> Assignment: Pull each line holding the word "javaWeb" from the data.

> Extracted records:
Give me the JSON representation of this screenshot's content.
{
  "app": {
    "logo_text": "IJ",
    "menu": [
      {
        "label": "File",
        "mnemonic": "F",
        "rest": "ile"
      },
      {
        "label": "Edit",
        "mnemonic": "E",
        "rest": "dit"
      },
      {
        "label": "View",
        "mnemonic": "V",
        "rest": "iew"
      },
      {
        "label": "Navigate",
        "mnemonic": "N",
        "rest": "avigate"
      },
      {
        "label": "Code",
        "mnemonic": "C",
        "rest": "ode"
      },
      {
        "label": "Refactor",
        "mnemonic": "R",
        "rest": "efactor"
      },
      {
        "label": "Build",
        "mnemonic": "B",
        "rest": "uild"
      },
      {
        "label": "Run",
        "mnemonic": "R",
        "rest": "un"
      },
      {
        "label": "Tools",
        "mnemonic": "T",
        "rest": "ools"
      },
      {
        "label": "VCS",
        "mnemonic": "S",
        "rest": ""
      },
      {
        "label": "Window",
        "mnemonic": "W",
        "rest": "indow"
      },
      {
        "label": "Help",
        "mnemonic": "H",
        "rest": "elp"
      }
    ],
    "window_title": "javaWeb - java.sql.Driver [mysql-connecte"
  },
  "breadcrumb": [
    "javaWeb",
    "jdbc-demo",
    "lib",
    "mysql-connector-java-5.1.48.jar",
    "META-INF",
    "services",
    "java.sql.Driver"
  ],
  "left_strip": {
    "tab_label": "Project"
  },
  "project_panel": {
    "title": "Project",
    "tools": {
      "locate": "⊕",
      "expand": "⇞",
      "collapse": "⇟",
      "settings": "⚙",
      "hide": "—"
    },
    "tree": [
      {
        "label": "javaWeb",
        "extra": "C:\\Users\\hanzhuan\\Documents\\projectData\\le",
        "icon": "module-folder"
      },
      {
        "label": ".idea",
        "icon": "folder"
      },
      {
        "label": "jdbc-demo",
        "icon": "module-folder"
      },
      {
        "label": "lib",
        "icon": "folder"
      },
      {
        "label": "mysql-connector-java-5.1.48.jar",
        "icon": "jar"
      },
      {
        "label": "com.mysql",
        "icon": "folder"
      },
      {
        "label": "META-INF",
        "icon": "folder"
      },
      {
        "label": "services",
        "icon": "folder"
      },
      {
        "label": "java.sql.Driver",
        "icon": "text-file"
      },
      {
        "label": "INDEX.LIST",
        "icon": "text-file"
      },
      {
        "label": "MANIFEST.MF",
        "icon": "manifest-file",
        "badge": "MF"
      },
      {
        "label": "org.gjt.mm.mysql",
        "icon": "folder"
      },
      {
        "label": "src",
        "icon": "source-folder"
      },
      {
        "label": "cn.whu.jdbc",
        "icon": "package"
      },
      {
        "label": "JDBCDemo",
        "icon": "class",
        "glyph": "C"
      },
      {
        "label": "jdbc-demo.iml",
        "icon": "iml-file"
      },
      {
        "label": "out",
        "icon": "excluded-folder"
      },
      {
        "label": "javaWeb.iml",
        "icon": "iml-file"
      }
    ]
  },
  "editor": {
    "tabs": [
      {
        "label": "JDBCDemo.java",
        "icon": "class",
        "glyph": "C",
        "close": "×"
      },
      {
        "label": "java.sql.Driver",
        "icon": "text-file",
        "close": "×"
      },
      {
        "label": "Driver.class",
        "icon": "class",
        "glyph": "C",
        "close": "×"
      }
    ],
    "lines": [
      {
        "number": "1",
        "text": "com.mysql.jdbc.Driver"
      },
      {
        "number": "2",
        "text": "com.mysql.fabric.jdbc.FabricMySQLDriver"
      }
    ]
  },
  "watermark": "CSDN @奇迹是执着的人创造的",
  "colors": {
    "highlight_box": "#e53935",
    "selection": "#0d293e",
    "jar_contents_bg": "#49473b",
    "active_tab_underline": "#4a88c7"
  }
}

> Solution:
    "window_title": "javaWeb - java.sql.Driver [mysql-connecte"
    "javaWeb",
        "label": "javaWeb",
        "label": "javaWeb.iml",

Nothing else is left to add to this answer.